## Exercise
Whenever a line in this data holds the word "JSON", report that line in full.

* * * * * * *

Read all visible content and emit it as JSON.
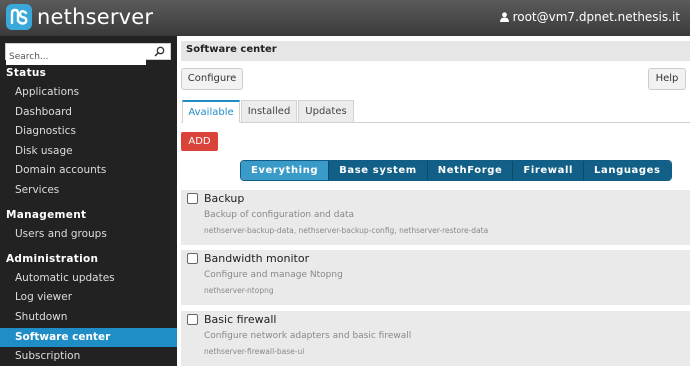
{
  "header": {
    "logo_text": "nethserver",
    "user_label": "root@vm7.dpnet.nethesis.it"
  },
  "sidebar": {
    "search_placeholder": "Search...",
    "sections": [
      {
        "title": "Status",
        "items": [
          "Applications",
          "Dashboard",
          "Diagnostics",
          "Disk usage",
          "Domain accounts",
          "Services"
        ]
      },
      {
        "title": "Management",
        "items": [
          "Users and groups"
        ]
      },
      {
        "title": "Administration",
        "items": [
          "Automatic updates",
          "Log viewer",
          "Shutdown",
          "Software center",
          "Subscription"
        ]
      }
    ],
    "active_item": "Software center"
  },
  "main": {
    "page_title": "Software center",
    "configure_label": "Configure",
    "help_label": "Help",
    "tabs": [
      "Available",
      "Installed",
      "Updates"
    ],
    "active_tab": "Available",
    "add_label": "ADD",
    "filters": [
      "Everything",
      "Base system",
      "NethForge",
      "Firewall",
      "Languages"
    ],
    "active_filter": "Everything",
    "packages": [
      {
        "name": "Backup",
        "description": "Backup of configuration and data",
        "rpms": "nethserver-backup-data, nethserver-backup-config, nethserver-restore-data"
      },
      {
        "name": "Bandwidth monitor",
        "description": "Configure and manage Ntopng",
        "rpms": "nethserver-ntopng"
      },
      {
        "name": "Basic firewall",
        "description": "Configure network adapters and basic firewall",
        "rpms": "nethserver-firewall-base-ui"
      }
    ]
  },
  "colors": {
    "accent": "#1f8dc6",
    "add_button": "#d9433a",
    "filter_bg": "#125f88",
    "filter_active": "#3a9bc8",
    "sidebar_bg": "#222222"
  }
}
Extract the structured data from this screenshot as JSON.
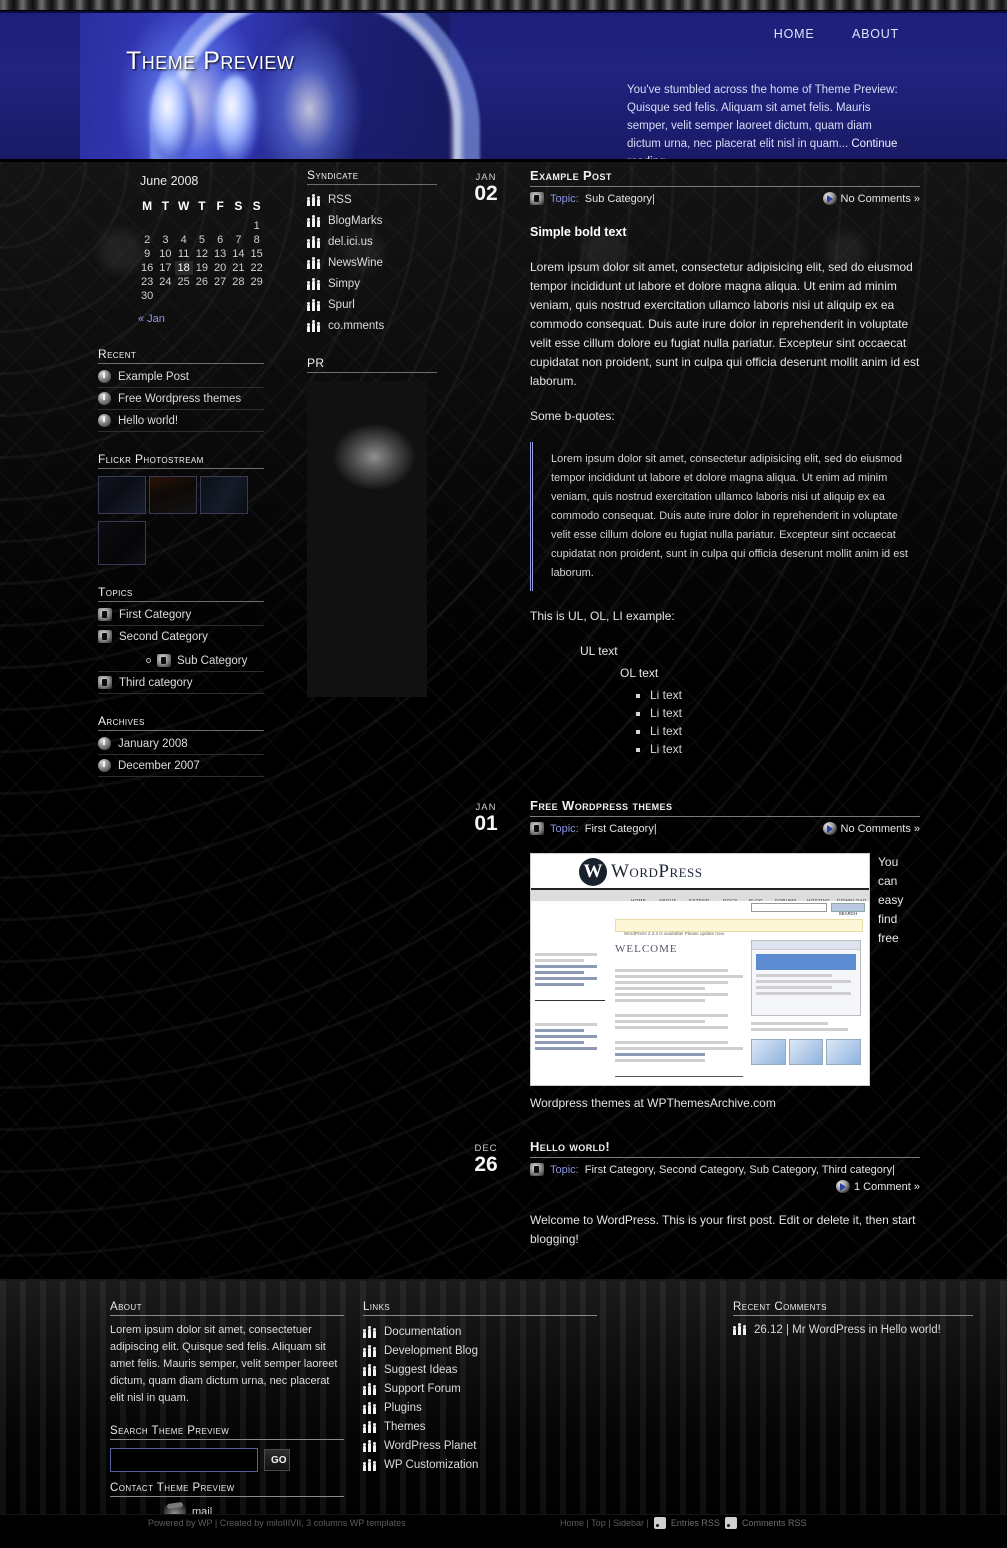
{
  "header": {
    "site_title": "Theme Preview",
    "nav": [
      {
        "label": "HOME"
      },
      {
        "label": "ABOUT"
      }
    ],
    "description": "You've stumbled across the home of Theme Preview: Quisque sed felis. Aliquam sit amet felis. Mauris semper, velit semper laoreet dictum, quam diam dictum urna, nec placerat elit nisl in quam...",
    "continue_link": "Continue reading →"
  },
  "calendar": {
    "title": "June 2008",
    "weekdays": [
      "M",
      "T",
      "W",
      "T",
      "F",
      "S",
      "S"
    ],
    "weeks": [
      [
        "",
        "",
        "",
        "",
        "",
        "",
        "1"
      ],
      [
        "2",
        "3",
        "4",
        "5",
        "6",
        "7",
        "8"
      ],
      [
        "9",
        "10",
        "11",
        "12",
        "13",
        "14",
        "15"
      ],
      [
        "16",
        "17",
        "18",
        "19",
        "20",
        "21",
        "22"
      ],
      [
        "23",
        "24",
        "25",
        "26",
        "27",
        "28",
        "29"
      ],
      [
        "30",
        "",
        "",
        "",
        "",
        "",
        ""
      ]
    ],
    "today": "18",
    "prev_link": "« Jan"
  },
  "recent": {
    "title": "Recent",
    "items": [
      {
        "label": "Example Post",
        "icon": "power-icon"
      },
      {
        "label": "Free Wordpress themes",
        "icon": "power-icon"
      },
      {
        "label": "Hello world!",
        "icon": "power-icon"
      }
    ]
  },
  "flickr": {
    "title": "Flickr Photostream",
    "thumbs": [
      "thumb-1",
      "thumb-2",
      "thumb-3",
      "thumb-4"
    ]
  },
  "topics": {
    "title": "Topics",
    "items": [
      {
        "label": "First Category",
        "icon": "folder-icon"
      },
      {
        "label": "Second Category",
        "icon": "folder-icon"
      },
      {
        "label": "Sub Category",
        "icon": "folder-icon",
        "sub": true
      },
      {
        "label": "Third category",
        "icon": "folder-icon"
      }
    ]
  },
  "archives": {
    "title": "Archives",
    "items": [
      {
        "label": "January 2008",
        "icon": "power-icon"
      },
      {
        "label": "December 2007",
        "icon": "power-icon"
      }
    ]
  },
  "syndicate": {
    "title": "Syndicate",
    "items": [
      {
        "label": "RSS",
        "icon": "people-icon"
      },
      {
        "label": "BlogMarks",
        "icon": "people-icon"
      },
      {
        "label": "del.ici.us",
        "icon": "people-icon"
      },
      {
        "label": "NewsWine",
        "icon": "people-icon"
      },
      {
        "label": "Simpy",
        "icon": "people-icon"
      },
      {
        "label": "Spurl",
        "icon": "people-icon"
      },
      {
        "label": "co.mments",
        "icon": "people-icon"
      }
    ]
  },
  "pr": {
    "title": "PR"
  },
  "posts": [
    {
      "month": "JAN",
      "day": "02",
      "title": "Example Post",
      "topic_word": "Topic:",
      "categories": "Sub Category|",
      "comments": "No Comments »",
      "bold_lead": "Simple bold text",
      "paragraph1": "Lorem ipsum dolor sit amet, consectetur adipisicing elit, sed do eiusmod tempor incididunt ut labore et dolore magna aliqua. Ut enim ad minim veniam, quis nostrud exercitation ullamco laboris nisi ut aliquip ex ea commodo consequat. Duis aute irure dolor in reprehenderit in voluptate velit esse cillum dolore eu fugiat nulla pariatur. Excepteur sint occaecat cupidatat non proident, sunt in culpa qui officia deserunt mollit anim id est laborum.",
      "quote_intro": "Some b-quotes:",
      "blockquote": "Lorem ipsum dolor sit amet, consectetur adipisicing elit, sed do eiusmod tempor incididunt ut labore et dolore magna aliqua. Ut enim ad minim veniam, quis nostrud exercitation ullamco laboris nisi ut aliquip ex ea commodo consequat. Duis aute irure dolor in reprehenderit in voluptate velit esse cillum dolore eu fugiat nulla pariatur. Excepteur sint occaecat cupidatat non proident, sunt in culpa qui officia deserunt mollit anim id est laborum.",
      "list_intro": "This is UL, OL, LI example:",
      "ul_text": "UL text",
      "ol_text": "OL text",
      "li_items": [
        "Li text",
        "Li text",
        "Li text",
        "Li text"
      ]
    },
    {
      "month": "JAN",
      "day": "01",
      "title": "Free Wordpress themes",
      "topic_word": "Topic:",
      "categories": "First Category|",
      "comments": "No Comments »",
      "side_text": "You can easy find free",
      "caption": "Wordpress themes at WPThemesArchive.com",
      "screenshot": {
        "logo": "W",
        "brand": "WordPress",
        "nav": [
          "HOME",
          "ABOUT",
          "EXTEND",
          "DOCS",
          "BLOG",
          "FORUMS",
          "HOSTING",
          "DOWNLOAD"
        ],
        "search_button": "SEARCH",
        "notice": "WordPress 2.3.3 is available! Please update now.",
        "welcome": "WELCOME"
      }
    },
    {
      "month": "DEC",
      "day": "26",
      "title": "Hello world!",
      "topic_word": "Topic:",
      "categories": "First Category, Second Category, Sub Category, Third category|",
      "comments": "1 Comment »",
      "paragraph1": "Welcome to WordPress. This is your first post. Edit or delete it, then start blogging!"
    }
  ],
  "footer": {
    "about": {
      "title": "About",
      "text": "Lorem ipsum dolor sit amet, consectetuer adipiscing elit. Quisque sed felis. Aliquam sit amet felis. Mauris semper, velit semper laoreet dictum, quam diam dictum urna, nec placerat elit nisl in quam."
    },
    "search": {
      "label": "Search Theme Preview",
      "value": "",
      "placeholder": "",
      "button": "GO"
    },
    "contact": {
      "label": "Contact Theme Preview",
      "mail_link": "mail"
    },
    "links": {
      "title": "Links",
      "items": [
        {
          "label": "Documentation",
          "icon": "people-icon"
        },
        {
          "label": "Development Blog",
          "icon": "people-icon"
        },
        {
          "label": "Suggest Ideas",
          "icon": "people-icon"
        },
        {
          "label": "Support Forum",
          "icon": "people-icon"
        },
        {
          "label": "Plugins",
          "icon": "people-icon"
        },
        {
          "label": "Themes",
          "icon": "people-icon"
        },
        {
          "label": "WordPress Planet",
          "icon": "people-icon"
        },
        {
          "label": "WP Customization",
          "icon": "people-icon"
        }
      ]
    },
    "recent_comments": {
      "title": "Recent Comments",
      "items": [
        {
          "text": "26.12 | Mr WordPress in Hello world!",
          "icon": "people-icon"
        }
      ]
    }
  },
  "credits": {
    "left": "Powered by WP | Created by miloIIIVII, 3 columns WP templates",
    "nav": "Home | Top | Sidebar |",
    "entries_rss": "Entries RSS",
    "comments_rss": "Comments RSS"
  },
  "colors": {
    "header_blue": "#20237f",
    "link_purple": "#8a93e3",
    "background": "#000000",
    "text": "#e3e3e3"
  }
}
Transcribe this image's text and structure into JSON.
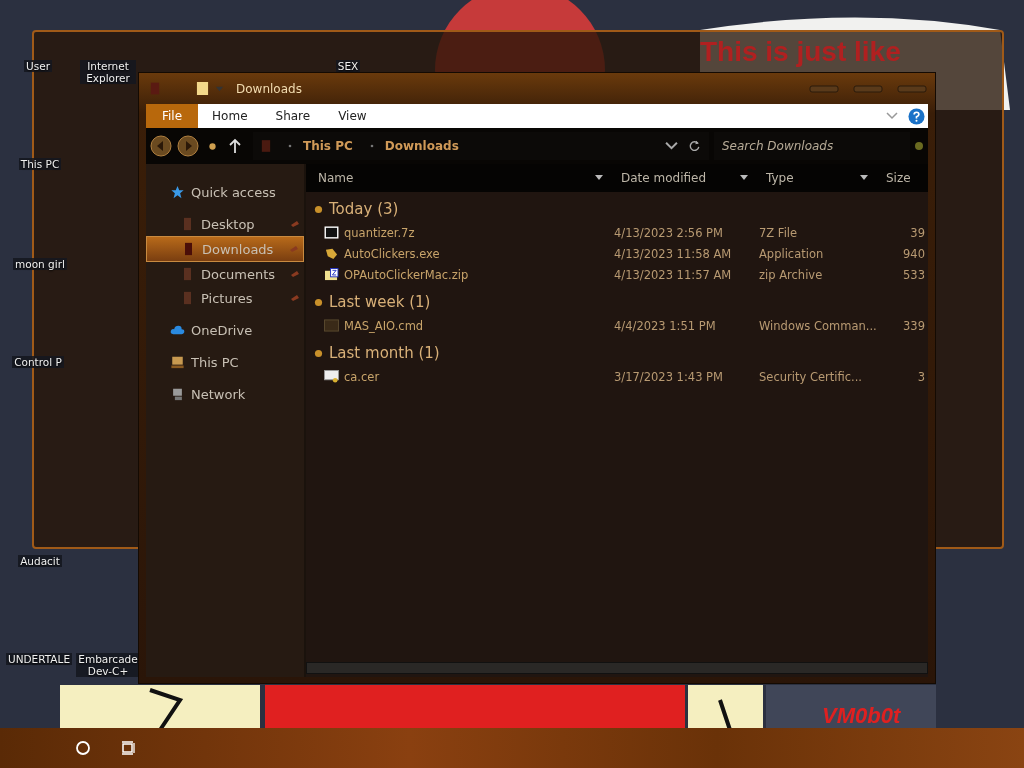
{
  "desktop": {
    "icons": [
      {
        "label": "User"
      },
      {
        "label": "Internet Explorer"
      },
      {
        "label": "SEX"
      },
      {
        "label": "This PC"
      },
      {
        "label": "moon girl"
      },
      {
        "label": "Control P"
      },
      {
        "label": "Audacit"
      },
      {
        "label": "UNDERTALE"
      },
      {
        "label": "Embarcade Dev-C+"
      }
    ],
    "banner": "This is just like",
    "corner_text": "VM0b0t"
  },
  "explorer": {
    "title": "Downloads",
    "ribbon_tabs": [
      {
        "label": "File",
        "selected": true
      },
      {
        "label": "Home",
        "selected": false
      },
      {
        "label": "Share",
        "selected": false
      },
      {
        "label": "View",
        "selected": false
      }
    ],
    "breadcrumbs": [
      "This PC",
      "Downloads"
    ],
    "search": {
      "placeholder": "Search Downloads"
    },
    "nav": [
      {
        "label": "Quick access",
        "kind": "star",
        "selected": false,
        "children": [
          {
            "label": "Desktop",
            "kind": "folder",
            "selected": false
          },
          {
            "label": "Downloads",
            "kind": "folder",
            "selected": true
          },
          {
            "label": "Documents",
            "kind": "folder",
            "selected": false
          },
          {
            "label": "Pictures",
            "kind": "folder",
            "selected": false
          }
        ]
      },
      {
        "label": "OneDrive",
        "kind": "cloud",
        "selected": false
      },
      {
        "label": "This PC",
        "kind": "pc",
        "selected": false
      },
      {
        "label": "Network",
        "kind": "network",
        "selected": false
      }
    ],
    "columns": [
      "Name",
      "Date modified",
      "Type",
      "Size"
    ],
    "groups": [
      {
        "title": "Today (3)",
        "files": [
          {
            "name": "quantizer.7z",
            "kind": "archive7z",
            "date": "4/13/2023 2:56 PM",
            "type": "7Z File",
            "size": "39"
          },
          {
            "name": "AutoClickers.exe",
            "kind": "app",
            "date": "4/13/2023 11:58 AM",
            "type": "Application",
            "size": "940"
          },
          {
            "name": "OPAutoClickerMac.zip",
            "kind": "zip",
            "date": "4/13/2023 11:57 AM",
            "type": "zip Archive",
            "size": "533"
          }
        ]
      },
      {
        "title": "Last week (1)",
        "files": [
          {
            "name": "MAS_AIO.cmd",
            "kind": "cmd",
            "date": "4/4/2023 1:51 PM",
            "type": "Windows Comman...",
            "size": "339"
          }
        ]
      },
      {
        "title": "Last month (1)",
        "files": [
          {
            "name": "ca.cer",
            "kind": "cert",
            "date": "3/17/2023 1:43 PM",
            "type": "Security Certific...",
            "size": "3"
          }
        ]
      }
    ]
  }
}
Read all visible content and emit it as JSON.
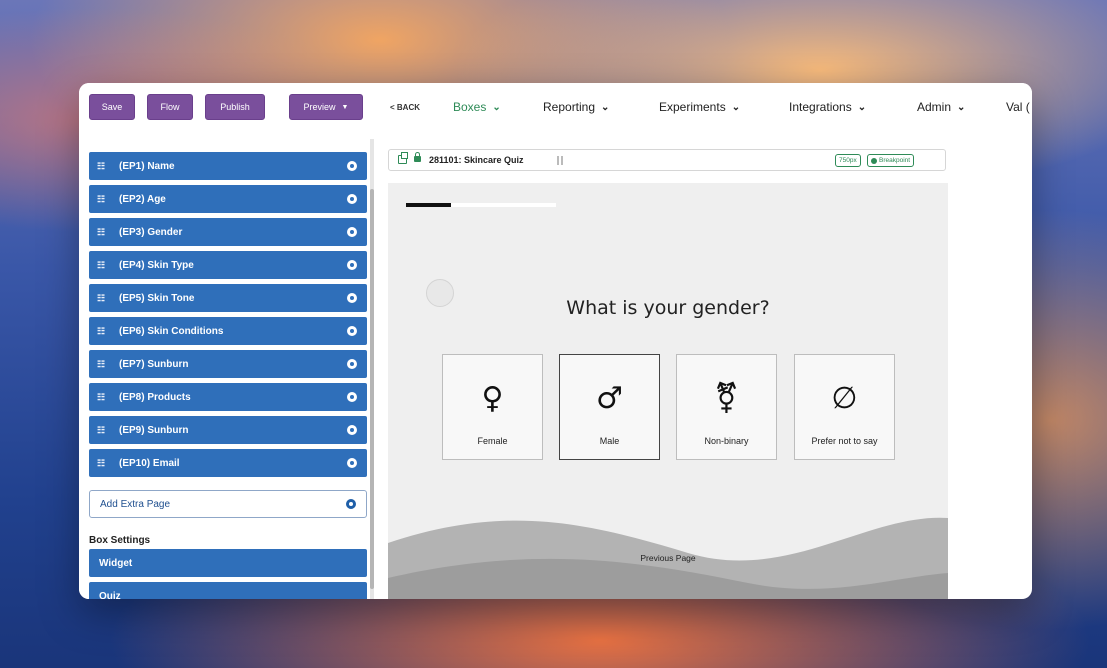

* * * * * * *

## Result of this exercise
Read all visible content and emit it as JSON.
Extract the structured data from this screenshot as JSON.
Transcribe this image's text and structure into JSON.
Read all visible content and emit it as JSON.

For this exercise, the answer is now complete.